[Task material — start]
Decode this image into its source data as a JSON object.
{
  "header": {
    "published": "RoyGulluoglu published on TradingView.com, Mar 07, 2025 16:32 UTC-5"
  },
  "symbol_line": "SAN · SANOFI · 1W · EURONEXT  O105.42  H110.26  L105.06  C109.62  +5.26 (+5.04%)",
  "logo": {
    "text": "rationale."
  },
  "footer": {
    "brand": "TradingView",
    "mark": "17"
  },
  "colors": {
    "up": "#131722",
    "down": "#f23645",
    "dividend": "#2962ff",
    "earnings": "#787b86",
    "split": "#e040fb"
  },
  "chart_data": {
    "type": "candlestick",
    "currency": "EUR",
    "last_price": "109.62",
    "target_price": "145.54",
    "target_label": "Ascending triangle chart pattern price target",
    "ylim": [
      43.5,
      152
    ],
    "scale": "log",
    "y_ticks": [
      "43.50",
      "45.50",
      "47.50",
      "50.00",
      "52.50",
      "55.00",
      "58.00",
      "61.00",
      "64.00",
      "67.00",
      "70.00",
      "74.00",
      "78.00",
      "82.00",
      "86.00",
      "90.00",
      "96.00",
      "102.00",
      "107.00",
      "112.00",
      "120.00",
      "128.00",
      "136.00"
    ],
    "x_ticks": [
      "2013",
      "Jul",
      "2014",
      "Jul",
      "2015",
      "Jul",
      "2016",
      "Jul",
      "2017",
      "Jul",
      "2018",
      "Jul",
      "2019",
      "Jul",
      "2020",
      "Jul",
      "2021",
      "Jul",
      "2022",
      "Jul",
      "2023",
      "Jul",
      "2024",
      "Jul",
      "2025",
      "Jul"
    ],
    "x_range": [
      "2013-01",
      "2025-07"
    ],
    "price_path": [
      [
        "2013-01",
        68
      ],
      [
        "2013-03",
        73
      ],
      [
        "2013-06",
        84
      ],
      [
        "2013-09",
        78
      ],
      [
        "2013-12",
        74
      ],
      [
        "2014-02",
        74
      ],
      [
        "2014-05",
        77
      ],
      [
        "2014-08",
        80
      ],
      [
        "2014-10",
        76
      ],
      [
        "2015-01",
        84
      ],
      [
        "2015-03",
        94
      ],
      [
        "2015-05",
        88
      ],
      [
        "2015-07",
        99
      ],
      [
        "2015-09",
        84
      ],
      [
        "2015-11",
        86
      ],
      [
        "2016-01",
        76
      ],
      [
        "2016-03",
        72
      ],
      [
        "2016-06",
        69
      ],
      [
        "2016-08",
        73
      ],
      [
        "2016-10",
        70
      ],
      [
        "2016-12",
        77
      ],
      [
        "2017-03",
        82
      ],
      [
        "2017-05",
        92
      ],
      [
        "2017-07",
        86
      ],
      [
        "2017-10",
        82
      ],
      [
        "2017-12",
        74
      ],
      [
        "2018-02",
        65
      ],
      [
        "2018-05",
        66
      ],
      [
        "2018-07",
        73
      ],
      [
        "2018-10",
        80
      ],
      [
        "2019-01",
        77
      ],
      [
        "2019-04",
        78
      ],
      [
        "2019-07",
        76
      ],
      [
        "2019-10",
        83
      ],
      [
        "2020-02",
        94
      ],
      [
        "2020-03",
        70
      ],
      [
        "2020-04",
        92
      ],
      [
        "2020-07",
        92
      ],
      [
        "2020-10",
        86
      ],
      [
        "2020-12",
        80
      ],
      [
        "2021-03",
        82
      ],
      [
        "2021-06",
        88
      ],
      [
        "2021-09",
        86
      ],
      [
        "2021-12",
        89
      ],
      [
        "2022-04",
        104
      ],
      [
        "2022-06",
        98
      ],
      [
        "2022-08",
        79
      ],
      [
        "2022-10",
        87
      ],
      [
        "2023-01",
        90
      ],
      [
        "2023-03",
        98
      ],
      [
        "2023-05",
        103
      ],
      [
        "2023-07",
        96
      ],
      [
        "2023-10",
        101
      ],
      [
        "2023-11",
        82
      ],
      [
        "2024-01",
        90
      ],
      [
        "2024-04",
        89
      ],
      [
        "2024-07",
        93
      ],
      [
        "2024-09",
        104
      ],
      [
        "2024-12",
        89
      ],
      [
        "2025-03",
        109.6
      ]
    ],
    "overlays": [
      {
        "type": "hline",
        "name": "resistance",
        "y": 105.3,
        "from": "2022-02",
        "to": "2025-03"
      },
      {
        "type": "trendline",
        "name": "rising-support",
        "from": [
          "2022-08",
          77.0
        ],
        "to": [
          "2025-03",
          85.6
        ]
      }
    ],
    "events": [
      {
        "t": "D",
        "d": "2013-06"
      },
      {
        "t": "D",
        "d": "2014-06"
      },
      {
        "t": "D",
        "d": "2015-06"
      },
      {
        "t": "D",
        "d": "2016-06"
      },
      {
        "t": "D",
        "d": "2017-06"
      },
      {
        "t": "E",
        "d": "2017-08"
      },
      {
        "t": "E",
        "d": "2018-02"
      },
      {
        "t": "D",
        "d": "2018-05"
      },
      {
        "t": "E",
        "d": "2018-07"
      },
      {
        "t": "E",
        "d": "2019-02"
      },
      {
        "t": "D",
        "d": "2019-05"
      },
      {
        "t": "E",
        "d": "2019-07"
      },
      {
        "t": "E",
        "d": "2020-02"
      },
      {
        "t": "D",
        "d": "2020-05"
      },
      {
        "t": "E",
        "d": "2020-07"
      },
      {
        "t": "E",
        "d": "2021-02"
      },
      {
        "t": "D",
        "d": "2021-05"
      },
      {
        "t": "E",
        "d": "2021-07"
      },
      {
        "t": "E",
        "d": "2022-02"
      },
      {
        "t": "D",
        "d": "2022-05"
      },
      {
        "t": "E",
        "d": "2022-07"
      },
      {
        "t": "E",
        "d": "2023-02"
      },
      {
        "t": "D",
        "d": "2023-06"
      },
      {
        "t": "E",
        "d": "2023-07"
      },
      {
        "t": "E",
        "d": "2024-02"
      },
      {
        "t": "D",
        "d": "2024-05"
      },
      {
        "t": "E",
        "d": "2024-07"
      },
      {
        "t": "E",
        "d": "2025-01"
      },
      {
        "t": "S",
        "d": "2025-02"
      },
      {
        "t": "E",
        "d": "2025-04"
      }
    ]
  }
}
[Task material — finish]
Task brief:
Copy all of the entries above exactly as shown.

Result:
Decode this image into its source data as a JSON object.
{
  "header": {
    "published": "RoyGulluoglu published on TradingView.com, Mar 07, 2025 16:32 UTC-5"
  },
  "symbol_line": "SAN · SANOFI · 1W · EURONEXT  O105.42  H110.26  L105.06  C109.62  +5.26 (+5.04%)",
  "logo": {
    "text": "rationale."
  },
  "footer": {
    "brand": "TradingView",
    "mark": "17"
  },
  "colors": {
    "up": "#131722",
    "down": "#f23645",
    "dividend": "#2962ff",
    "earnings": "#787b86",
    "split": "#e040fb"
  },
  "chart_data": {
    "type": "candlestick",
    "currency": "EUR",
    "last_price": "109.62",
    "target_price": "145.54",
    "target_label": "Ascending triangle chart pattern price target",
    "ylim": [
      43.5,
      152
    ],
    "scale": "log",
    "y_ticks": [
      "43.50",
      "45.50",
      "47.50",
      "50.00",
      "52.50",
      "55.00",
      "58.00",
      "61.00",
      "64.00",
      "67.00",
      "70.00",
      "74.00",
      "78.00",
      "82.00",
      "86.00",
      "90.00",
      "96.00",
      "102.00",
      "107.00",
      "112.00",
      "120.00",
      "128.00",
      "136.00"
    ],
    "x_ticks": [
      "2013",
      "Jul",
      "2014",
      "Jul",
      "2015",
      "Jul",
      "2016",
      "Jul",
      "2017",
      "Jul",
      "2018",
      "Jul",
      "2019",
      "Jul",
      "2020",
      "Jul",
      "2021",
      "Jul",
      "2022",
      "Jul",
      "2023",
      "Jul",
      "2024",
      "Jul",
      "2025",
      "Jul"
    ],
    "x_range": [
      "2013-01",
      "2025-07"
    ],
    "price_path": [
      [
        "2013-01",
        68
      ],
      [
        "2013-03",
        73
      ],
      [
        "2013-06",
        84
      ],
      [
        "2013-09",
        78
      ],
      [
        "2013-12",
        74
      ],
      [
        "2014-02",
        74
      ],
      [
        "2014-05",
        77
      ],
      [
        "2014-08",
        80
      ],
      [
        "2014-10",
        76
      ],
      [
        "2015-01",
        84
      ],
      [
        "2015-03",
        94
      ],
      [
        "2015-05",
        88
      ],
      [
        "2015-07",
        99
      ],
      [
        "2015-09",
        84
      ],
      [
        "2015-11",
        86
      ],
      [
        "2016-01",
        76
      ],
      [
        "2016-03",
        72
      ],
      [
        "2016-06",
        69
      ],
      [
        "2016-08",
        73
      ],
      [
        "2016-10",
        70
      ],
      [
        "2016-12",
        77
      ],
      [
        "2017-03",
        82
      ],
      [
        "2017-05",
        92
      ],
      [
        "2017-07",
        86
      ],
      [
        "2017-10",
        82
      ],
      [
        "2017-12",
        74
      ],
      [
        "2018-02",
        65
      ],
      [
        "2018-05",
        66
      ],
      [
        "2018-07",
        73
      ],
      [
        "2018-10",
        80
      ],
      [
        "2019-01",
        77
      ],
      [
        "2019-04",
        78
      ],
      [
        "2019-07",
        76
      ],
      [
        "2019-10",
        83
      ],
      [
        "2020-02",
        94
      ],
      [
        "2020-03",
        70
      ],
      [
        "2020-04",
        92
      ],
      [
        "2020-07",
        92
      ],
      [
        "2020-10",
        86
      ],
      [
        "2020-12",
        80
      ],
      [
        "2021-03",
        82
      ],
      [
        "2021-06",
        88
      ],
      [
        "2021-09",
        86
      ],
      [
        "2021-12",
        89
      ],
      [
        "2022-04",
        104
      ],
      [
        "2022-06",
        98
      ],
      [
        "2022-08",
        79
      ],
      [
        "2022-10",
        87
      ],
      [
        "2023-01",
        90
      ],
      [
        "2023-03",
        98
      ],
      [
        "2023-05",
        103
      ],
      [
        "2023-07",
        96
      ],
      [
        "2023-10",
        101
      ],
      [
        "2023-11",
        82
      ],
      [
        "2024-01",
        90
      ],
      [
        "2024-04",
        89
      ],
      [
        "2024-07",
        93
      ],
      [
        "2024-09",
        104
      ],
      [
        "2024-12",
        89
      ],
      [
        "2025-03",
        109.6
      ]
    ],
    "overlays": [
      {
        "type": "hline",
        "name": "resistance",
        "y": 105.3,
        "from": "2022-02",
        "to": "2025-03"
      },
      {
        "type": "trendline",
        "name": "rising-support",
        "from": [
          "2022-08",
          77.0
        ],
        "to": [
          "2025-03",
          85.6
        ]
      }
    ],
    "events": [
      {
        "t": "D",
        "d": "2013-06"
      },
      {
        "t": "D",
        "d": "2014-06"
      },
      {
        "t": "D",
        "d": "2015-06"
      },
      {
        "t": "D",
        "d": "2016-06"
      },
      {
        "t": "D",
        "d": "2017-06"
      },
      {
        "t": "E",
        "d": "2017-08"
      },
      {
        "t": "E",
        "d": "2018-02"
      },
      {
        "t": "D",
        "d": "2018-05"
      },
      {
        "t": "E",
        "d": "2018-07"
      },
      {
        "t": "E",
        "d": "2019-02"
      },
      {
        "t": "D",
        "d": "2019-05"
      },
      {
        "t": "E",
        "d": "2019-07"
      },
      {
        "t": "E",
        "d": "2020-02"
      },
      {
        "t": "D",
        "d": "2020-05"
      },
      {
        "t": "E",
        "d": "2020-07"
      },
      {
        "t": "E",
        "d": "2021-02"
      },
      {
        "t": "D",
        "d": "2021-05"
      },
      {
        "t": "E",
        "d": "2021-07"
      },
      {
        "t": "E",
        "d": "2022-02"
      },
      {
        "t": "D",
        "d": "2022-05"
      },
      {
        "t": "E",
        "d": "2022-07"
      },
      {
        "t": "E",
        "d": "2023-02"
      },
      {
        "t": "D",
        "d": "2023-06"
      },
      {
        "t": "E",
        "d": "2023-07"
      },
      {
        "t": "E",
        "d": "2024-02"
      },
      {
        "t": "D",
        "d": "2024-05"
      },
      {
        "t": "E",
        "d": "2024-07"
      },
      {
        "t": "E",
        "d": "2025-01"
      },
      {
        "t": "S",
        "d": "2025-02"
      },
      {
        "t": "E",
        "d": "2025-04"
      }
    ]
  }
}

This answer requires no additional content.